======== Data to examine ========
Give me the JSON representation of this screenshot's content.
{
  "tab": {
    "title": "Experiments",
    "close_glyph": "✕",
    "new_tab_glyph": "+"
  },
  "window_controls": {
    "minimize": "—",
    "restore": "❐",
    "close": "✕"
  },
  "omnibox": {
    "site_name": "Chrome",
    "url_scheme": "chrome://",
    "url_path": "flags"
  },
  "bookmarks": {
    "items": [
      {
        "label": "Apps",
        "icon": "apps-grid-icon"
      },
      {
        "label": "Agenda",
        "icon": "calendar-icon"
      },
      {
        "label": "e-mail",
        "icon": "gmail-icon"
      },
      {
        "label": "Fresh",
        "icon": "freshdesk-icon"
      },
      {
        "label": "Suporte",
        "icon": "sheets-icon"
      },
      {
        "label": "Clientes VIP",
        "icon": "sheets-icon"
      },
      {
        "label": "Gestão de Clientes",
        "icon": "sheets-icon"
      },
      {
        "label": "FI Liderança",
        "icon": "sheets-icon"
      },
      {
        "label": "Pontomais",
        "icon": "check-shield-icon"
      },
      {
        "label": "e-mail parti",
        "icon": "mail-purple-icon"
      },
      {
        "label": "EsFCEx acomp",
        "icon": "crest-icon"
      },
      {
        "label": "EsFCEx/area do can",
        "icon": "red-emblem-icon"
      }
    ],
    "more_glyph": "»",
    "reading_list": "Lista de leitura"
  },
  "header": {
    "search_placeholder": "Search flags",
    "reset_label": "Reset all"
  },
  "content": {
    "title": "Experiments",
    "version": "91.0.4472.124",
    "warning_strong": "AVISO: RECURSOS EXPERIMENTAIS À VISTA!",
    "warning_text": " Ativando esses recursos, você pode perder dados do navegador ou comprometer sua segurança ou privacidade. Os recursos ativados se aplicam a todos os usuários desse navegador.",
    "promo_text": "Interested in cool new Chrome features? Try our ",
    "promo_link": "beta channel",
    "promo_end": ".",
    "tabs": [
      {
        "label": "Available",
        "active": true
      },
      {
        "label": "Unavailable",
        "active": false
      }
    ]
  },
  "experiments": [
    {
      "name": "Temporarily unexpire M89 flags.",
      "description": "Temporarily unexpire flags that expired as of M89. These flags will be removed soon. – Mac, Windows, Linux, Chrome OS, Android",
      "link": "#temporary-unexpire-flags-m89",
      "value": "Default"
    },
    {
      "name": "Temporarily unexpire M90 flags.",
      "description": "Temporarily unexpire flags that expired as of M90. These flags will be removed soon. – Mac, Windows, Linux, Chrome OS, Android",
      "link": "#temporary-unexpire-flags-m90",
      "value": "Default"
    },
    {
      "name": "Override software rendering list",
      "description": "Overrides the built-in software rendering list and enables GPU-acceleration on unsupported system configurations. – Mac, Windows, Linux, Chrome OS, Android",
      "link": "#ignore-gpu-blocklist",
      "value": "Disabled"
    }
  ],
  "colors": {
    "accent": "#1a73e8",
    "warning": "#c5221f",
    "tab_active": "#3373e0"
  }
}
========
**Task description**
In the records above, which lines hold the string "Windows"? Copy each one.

**Exercise result**
      "description": "Temporarily unexpire flags that expired as of M89. These flags will be removed soon. – Mac, Windows, Linux, Chrome OS, Android",
      "description": "Temporarily unexpire flags that expired as of M90. These flags will be removed soon. – Mac, Windows, Linux, Chrome OS, Android",
      "description": "Overrides the built-in software rendering list and enables GPU-acceleration on unsupported system configurations. – Mac, Windows, Linux, Chrome OS, Android",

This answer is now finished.